__What you will do__: In the entries below, find the lines that contain the word "value" and copy them.

***** Supplied material

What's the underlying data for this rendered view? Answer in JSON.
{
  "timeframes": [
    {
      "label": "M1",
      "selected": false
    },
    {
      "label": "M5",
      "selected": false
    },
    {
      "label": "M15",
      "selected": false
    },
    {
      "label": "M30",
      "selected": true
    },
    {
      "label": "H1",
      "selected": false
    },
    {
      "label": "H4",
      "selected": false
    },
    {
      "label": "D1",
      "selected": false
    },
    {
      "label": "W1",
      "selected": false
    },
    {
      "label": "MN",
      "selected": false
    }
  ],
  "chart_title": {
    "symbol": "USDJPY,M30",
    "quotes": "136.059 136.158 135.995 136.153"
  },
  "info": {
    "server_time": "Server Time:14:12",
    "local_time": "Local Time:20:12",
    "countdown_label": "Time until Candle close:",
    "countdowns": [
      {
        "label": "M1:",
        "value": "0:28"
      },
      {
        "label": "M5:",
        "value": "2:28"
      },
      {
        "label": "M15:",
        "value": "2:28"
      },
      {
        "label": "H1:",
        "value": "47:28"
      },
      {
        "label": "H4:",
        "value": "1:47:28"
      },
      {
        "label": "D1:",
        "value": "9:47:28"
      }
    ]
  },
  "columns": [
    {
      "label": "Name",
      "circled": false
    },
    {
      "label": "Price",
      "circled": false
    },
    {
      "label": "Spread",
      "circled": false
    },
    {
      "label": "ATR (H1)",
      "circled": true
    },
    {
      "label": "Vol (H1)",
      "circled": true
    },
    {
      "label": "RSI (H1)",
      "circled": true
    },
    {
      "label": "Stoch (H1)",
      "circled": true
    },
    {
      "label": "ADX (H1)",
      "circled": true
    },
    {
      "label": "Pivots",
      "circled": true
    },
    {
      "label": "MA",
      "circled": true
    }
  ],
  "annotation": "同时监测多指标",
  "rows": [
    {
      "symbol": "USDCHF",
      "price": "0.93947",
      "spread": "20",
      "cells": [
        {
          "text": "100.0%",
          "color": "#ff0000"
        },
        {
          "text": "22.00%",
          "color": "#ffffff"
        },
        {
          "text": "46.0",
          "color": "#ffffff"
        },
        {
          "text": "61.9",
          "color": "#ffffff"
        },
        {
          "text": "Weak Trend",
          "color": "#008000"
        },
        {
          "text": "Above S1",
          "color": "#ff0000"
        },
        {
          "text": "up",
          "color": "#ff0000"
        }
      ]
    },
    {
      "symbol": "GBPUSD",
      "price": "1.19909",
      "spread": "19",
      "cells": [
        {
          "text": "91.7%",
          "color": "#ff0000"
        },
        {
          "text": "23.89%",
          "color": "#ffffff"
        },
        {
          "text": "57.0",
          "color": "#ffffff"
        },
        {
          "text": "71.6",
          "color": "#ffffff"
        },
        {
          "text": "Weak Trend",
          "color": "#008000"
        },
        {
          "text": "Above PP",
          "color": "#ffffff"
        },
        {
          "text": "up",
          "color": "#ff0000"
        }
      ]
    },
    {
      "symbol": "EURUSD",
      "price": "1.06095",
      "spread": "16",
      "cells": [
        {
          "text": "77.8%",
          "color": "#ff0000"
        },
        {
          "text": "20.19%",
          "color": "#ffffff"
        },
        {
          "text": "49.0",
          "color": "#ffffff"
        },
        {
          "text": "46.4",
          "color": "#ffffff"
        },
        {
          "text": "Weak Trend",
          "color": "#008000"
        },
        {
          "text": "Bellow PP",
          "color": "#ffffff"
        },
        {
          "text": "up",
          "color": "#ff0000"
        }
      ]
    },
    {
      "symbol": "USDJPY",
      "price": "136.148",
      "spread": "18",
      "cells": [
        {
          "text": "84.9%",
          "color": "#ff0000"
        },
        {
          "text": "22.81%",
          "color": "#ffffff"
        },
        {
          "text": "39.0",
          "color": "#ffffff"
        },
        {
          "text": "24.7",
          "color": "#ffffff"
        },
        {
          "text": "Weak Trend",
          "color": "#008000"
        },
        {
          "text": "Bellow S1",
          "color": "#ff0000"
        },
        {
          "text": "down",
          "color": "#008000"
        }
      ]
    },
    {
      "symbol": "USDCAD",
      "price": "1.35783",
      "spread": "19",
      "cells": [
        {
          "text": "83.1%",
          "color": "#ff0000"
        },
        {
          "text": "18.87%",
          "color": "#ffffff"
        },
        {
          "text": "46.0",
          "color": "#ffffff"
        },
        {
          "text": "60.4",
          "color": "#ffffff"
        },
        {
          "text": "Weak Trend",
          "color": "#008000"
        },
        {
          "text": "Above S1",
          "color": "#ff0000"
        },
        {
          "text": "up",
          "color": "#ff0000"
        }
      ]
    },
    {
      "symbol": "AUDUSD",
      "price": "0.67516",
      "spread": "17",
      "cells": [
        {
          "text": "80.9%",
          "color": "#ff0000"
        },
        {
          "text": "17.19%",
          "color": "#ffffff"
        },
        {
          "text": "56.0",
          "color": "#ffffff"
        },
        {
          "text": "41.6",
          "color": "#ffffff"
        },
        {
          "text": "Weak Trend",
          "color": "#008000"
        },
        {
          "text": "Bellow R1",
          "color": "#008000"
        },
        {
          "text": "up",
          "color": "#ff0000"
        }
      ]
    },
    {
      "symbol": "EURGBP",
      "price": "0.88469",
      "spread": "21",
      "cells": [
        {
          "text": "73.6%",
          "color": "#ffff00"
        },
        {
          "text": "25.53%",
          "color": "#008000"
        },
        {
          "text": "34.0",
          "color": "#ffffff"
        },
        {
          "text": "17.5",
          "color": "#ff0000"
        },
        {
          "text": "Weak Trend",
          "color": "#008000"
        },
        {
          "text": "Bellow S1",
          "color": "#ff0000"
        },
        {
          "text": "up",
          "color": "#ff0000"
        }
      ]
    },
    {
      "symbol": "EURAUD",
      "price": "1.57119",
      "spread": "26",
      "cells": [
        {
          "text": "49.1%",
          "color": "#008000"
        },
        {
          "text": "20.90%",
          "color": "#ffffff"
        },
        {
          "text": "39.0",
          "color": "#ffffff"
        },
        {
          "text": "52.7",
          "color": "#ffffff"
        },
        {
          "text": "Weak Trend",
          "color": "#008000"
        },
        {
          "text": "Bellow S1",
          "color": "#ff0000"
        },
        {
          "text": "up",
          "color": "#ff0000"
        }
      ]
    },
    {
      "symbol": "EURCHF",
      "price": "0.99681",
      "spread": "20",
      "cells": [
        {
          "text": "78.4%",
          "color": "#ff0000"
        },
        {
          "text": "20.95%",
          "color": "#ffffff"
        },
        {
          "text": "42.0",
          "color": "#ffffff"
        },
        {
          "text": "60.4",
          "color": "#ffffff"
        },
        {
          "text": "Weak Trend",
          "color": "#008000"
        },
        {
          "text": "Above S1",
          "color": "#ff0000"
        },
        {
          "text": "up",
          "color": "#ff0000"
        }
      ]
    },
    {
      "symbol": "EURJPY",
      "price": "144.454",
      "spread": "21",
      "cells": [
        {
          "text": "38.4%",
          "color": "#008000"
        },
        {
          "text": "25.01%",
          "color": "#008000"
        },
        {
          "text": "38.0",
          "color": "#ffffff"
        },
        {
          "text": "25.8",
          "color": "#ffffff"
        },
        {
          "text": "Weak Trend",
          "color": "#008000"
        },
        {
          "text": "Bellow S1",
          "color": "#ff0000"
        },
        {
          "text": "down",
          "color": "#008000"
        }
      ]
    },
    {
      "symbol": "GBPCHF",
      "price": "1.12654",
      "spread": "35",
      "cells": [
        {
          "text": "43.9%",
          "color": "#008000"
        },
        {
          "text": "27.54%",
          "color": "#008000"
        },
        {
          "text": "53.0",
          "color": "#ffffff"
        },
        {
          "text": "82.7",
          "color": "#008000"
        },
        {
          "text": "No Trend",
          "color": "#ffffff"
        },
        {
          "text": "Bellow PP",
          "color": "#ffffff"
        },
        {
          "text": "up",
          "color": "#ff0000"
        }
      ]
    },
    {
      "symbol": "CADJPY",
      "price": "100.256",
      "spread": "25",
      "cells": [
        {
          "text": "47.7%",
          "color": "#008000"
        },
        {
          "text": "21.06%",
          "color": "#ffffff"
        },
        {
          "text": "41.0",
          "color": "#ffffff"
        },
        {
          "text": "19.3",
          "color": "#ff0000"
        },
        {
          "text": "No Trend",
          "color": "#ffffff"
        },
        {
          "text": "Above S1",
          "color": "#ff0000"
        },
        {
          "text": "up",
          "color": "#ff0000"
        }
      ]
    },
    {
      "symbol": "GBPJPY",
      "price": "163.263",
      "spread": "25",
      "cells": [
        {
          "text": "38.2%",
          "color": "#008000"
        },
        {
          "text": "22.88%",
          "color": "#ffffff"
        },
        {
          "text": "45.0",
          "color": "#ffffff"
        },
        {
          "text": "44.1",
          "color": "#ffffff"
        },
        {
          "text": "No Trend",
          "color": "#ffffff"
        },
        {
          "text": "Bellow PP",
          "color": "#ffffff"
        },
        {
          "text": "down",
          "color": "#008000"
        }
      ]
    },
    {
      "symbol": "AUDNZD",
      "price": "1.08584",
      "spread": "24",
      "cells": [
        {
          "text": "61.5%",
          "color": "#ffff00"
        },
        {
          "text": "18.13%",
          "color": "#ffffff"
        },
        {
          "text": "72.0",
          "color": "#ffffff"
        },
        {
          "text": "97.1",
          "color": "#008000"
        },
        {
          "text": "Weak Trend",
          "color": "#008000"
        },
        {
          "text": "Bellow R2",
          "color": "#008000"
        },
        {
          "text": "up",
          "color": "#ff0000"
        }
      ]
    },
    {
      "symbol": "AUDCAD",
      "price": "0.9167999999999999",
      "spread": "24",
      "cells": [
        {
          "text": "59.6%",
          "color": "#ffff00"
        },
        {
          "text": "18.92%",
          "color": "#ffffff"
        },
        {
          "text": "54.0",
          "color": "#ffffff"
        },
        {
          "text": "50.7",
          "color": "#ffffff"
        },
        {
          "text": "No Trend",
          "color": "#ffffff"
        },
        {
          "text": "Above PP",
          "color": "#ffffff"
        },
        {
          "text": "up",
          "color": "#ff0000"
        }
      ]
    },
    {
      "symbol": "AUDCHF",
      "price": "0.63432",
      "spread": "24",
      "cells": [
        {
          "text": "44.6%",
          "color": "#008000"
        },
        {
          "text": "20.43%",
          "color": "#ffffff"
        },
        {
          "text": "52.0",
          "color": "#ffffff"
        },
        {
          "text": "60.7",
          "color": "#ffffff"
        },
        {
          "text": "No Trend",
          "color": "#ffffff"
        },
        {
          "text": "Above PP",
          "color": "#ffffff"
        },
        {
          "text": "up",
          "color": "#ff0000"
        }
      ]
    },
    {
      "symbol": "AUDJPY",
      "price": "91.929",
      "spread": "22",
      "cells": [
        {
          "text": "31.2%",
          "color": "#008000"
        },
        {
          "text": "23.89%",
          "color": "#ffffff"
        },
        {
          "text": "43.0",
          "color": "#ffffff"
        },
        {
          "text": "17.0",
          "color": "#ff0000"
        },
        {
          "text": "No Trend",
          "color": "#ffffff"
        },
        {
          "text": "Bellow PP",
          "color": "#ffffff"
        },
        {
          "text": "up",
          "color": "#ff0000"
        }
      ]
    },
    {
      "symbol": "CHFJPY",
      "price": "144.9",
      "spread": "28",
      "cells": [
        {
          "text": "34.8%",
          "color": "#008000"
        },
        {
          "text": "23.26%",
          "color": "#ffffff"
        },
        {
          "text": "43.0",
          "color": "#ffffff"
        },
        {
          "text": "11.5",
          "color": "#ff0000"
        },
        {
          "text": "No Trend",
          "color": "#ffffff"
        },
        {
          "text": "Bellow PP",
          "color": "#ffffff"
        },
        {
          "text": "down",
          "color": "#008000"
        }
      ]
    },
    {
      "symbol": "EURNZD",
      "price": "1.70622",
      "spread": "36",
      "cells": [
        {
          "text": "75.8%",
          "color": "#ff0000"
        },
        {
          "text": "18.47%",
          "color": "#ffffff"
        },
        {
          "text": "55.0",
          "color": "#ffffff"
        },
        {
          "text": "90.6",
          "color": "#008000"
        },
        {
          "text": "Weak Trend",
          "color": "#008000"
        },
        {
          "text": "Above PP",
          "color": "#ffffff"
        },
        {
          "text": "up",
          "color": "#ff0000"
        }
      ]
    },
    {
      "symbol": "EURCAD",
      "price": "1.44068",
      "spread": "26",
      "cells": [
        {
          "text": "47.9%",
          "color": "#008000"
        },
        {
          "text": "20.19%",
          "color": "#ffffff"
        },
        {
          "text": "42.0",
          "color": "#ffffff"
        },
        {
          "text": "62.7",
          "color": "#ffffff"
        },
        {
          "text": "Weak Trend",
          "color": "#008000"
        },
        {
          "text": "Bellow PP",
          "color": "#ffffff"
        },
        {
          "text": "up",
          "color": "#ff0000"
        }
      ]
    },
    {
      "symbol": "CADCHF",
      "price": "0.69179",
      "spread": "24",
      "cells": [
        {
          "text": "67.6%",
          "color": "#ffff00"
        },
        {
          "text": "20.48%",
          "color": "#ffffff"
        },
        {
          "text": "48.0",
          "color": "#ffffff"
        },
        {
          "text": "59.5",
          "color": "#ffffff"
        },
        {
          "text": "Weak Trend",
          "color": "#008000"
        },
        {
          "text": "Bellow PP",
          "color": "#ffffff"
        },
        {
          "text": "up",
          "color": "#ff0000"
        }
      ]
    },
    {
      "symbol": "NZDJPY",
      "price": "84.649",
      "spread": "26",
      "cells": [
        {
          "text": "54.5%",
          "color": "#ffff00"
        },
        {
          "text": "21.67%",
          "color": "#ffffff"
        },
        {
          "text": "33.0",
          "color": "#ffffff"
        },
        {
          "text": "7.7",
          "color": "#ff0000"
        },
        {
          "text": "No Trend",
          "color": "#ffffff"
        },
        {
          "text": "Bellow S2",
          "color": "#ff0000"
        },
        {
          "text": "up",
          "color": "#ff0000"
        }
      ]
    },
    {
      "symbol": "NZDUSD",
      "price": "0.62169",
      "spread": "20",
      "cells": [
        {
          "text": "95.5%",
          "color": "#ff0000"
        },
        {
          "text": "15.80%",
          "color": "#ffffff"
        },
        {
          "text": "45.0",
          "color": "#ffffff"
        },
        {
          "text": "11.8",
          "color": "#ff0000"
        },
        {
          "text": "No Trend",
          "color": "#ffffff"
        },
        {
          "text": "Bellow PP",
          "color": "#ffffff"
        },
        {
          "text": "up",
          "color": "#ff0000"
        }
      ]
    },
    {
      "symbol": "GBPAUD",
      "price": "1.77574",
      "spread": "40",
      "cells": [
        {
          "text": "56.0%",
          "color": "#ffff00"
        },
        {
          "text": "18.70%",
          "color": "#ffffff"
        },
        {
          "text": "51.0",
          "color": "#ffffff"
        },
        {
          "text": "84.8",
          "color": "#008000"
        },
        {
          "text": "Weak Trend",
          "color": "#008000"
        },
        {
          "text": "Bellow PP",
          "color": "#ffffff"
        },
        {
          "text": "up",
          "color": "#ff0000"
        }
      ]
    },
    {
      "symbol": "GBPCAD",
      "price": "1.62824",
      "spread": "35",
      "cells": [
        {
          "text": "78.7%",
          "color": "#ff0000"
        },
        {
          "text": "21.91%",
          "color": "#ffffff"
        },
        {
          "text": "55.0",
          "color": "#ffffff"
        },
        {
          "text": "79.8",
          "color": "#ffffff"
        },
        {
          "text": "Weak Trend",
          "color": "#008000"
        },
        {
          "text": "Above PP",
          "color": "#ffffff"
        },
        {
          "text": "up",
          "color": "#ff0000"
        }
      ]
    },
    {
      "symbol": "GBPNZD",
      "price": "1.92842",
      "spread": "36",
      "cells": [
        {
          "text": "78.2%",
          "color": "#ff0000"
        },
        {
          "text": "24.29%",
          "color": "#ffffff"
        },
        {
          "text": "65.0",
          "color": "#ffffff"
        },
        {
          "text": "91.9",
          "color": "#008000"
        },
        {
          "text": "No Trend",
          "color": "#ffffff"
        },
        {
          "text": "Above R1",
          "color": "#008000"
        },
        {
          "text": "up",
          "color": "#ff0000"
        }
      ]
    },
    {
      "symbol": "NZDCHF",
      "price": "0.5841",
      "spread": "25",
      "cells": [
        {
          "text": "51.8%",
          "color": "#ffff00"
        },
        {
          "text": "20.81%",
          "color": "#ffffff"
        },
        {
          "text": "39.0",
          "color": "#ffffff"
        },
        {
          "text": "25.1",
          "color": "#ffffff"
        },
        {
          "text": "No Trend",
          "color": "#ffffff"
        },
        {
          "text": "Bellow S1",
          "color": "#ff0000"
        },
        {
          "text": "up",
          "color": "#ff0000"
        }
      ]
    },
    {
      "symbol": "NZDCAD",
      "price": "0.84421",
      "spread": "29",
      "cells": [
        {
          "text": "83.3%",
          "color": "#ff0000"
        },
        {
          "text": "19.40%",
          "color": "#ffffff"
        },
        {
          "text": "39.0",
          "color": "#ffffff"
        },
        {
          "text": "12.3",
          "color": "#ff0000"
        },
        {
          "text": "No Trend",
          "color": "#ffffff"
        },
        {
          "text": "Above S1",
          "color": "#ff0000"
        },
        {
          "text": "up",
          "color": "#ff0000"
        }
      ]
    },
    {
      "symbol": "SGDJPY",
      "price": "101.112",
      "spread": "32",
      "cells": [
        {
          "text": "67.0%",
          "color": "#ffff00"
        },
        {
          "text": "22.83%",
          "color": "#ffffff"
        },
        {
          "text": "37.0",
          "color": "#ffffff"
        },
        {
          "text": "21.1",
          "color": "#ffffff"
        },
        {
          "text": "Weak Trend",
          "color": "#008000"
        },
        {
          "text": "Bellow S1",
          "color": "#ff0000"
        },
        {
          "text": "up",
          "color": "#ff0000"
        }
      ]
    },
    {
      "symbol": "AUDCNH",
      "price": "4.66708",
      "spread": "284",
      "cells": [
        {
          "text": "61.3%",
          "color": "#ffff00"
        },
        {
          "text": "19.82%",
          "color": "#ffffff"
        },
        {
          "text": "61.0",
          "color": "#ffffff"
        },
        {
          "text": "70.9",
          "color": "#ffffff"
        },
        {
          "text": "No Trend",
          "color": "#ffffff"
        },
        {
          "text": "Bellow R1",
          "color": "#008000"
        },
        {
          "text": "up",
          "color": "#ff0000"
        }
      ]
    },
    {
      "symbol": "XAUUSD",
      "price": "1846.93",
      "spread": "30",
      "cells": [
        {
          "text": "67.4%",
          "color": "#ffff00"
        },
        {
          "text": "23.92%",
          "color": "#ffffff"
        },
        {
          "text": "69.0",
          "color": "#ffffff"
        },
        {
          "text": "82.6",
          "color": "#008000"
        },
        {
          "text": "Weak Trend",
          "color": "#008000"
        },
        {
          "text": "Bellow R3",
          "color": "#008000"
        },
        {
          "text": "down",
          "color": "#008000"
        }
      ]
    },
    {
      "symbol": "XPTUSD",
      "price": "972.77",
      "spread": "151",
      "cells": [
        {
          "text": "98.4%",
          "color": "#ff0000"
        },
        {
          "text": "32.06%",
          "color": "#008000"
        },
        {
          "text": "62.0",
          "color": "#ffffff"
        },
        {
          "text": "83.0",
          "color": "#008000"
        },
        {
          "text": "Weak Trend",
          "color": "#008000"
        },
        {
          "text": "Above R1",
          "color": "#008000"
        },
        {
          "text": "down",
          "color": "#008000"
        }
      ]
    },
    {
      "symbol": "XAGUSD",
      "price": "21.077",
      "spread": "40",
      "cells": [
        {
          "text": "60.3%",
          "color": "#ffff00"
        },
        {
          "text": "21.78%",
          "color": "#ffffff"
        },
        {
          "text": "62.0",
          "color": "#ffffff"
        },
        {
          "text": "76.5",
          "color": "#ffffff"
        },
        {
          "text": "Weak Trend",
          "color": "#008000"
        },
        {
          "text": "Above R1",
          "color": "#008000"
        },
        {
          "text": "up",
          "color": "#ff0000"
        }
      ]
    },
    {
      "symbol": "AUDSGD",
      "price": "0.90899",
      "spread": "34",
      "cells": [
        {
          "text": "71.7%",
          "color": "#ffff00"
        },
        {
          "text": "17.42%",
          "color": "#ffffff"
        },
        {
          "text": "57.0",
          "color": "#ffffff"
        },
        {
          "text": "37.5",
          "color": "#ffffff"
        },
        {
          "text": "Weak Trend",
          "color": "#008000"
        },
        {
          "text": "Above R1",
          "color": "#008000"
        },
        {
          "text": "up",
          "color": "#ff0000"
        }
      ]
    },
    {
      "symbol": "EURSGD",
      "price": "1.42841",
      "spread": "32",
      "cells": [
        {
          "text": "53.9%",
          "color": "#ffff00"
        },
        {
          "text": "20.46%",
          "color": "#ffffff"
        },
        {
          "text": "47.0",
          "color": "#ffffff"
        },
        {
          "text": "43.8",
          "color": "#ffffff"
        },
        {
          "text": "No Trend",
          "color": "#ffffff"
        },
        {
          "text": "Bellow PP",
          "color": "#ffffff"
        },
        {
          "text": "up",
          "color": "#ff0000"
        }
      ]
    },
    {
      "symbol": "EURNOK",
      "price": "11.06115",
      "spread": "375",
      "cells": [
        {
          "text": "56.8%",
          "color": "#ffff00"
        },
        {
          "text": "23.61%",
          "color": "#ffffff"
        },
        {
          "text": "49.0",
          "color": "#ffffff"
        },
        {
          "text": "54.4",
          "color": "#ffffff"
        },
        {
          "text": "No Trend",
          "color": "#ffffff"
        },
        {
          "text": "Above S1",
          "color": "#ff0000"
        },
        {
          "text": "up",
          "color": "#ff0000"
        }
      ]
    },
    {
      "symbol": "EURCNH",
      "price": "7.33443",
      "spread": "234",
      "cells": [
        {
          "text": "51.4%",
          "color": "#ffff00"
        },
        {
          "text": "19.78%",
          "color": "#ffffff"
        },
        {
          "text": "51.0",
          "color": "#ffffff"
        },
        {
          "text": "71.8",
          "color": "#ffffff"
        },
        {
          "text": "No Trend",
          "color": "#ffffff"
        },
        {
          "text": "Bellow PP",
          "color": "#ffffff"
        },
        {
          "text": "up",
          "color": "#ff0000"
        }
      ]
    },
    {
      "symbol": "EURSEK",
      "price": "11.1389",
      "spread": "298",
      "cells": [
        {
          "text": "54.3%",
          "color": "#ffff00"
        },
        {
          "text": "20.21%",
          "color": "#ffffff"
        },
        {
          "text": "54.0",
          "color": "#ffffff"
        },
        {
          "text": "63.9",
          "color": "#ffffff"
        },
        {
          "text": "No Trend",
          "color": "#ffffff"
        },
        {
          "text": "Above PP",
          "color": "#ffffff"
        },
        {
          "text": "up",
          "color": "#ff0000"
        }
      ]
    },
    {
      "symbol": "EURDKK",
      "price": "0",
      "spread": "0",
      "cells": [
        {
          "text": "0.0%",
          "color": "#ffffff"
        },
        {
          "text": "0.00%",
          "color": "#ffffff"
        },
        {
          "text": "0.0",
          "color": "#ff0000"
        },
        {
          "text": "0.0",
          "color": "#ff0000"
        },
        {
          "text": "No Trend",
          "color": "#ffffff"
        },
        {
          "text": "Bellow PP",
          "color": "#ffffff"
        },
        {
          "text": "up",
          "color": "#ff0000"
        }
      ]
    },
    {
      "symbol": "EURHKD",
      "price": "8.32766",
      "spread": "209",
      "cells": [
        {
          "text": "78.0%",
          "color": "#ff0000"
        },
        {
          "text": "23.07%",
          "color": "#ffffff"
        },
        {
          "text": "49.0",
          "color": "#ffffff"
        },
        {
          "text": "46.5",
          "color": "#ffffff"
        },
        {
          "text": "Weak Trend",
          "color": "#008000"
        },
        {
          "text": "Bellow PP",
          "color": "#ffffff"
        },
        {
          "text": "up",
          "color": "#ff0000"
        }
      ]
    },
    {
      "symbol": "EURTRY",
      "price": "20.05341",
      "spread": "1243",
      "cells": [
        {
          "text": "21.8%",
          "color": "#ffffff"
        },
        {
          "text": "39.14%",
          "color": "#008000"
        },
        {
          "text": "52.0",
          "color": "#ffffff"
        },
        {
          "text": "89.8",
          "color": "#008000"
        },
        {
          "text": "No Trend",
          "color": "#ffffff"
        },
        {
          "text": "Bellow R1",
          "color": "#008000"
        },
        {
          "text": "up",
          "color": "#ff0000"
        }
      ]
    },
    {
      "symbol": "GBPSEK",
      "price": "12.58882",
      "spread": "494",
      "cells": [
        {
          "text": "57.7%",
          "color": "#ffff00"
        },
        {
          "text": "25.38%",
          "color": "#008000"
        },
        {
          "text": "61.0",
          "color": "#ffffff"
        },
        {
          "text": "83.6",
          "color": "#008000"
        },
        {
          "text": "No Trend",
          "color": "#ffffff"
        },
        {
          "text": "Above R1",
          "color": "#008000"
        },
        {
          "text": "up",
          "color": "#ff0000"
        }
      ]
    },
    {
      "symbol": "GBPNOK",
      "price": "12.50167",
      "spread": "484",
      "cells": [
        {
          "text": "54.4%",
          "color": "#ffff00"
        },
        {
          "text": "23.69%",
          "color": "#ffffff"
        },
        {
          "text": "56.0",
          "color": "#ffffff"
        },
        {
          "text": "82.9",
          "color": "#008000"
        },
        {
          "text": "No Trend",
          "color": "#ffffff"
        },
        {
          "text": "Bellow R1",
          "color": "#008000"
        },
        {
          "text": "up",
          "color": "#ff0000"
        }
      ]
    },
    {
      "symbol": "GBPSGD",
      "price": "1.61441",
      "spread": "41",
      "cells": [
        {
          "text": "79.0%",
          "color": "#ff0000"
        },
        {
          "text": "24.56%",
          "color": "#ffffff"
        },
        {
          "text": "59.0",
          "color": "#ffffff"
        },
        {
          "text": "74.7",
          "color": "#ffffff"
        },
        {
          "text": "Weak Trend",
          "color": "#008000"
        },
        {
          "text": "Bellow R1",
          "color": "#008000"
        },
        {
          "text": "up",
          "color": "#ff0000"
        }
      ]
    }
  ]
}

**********

__Your solution__:
        "value": "0:28"
        "value": "2:28"
        "value": "2:28"
        "value": "47:28"
        "value": "1:47:28"
        "value": "9:47:28"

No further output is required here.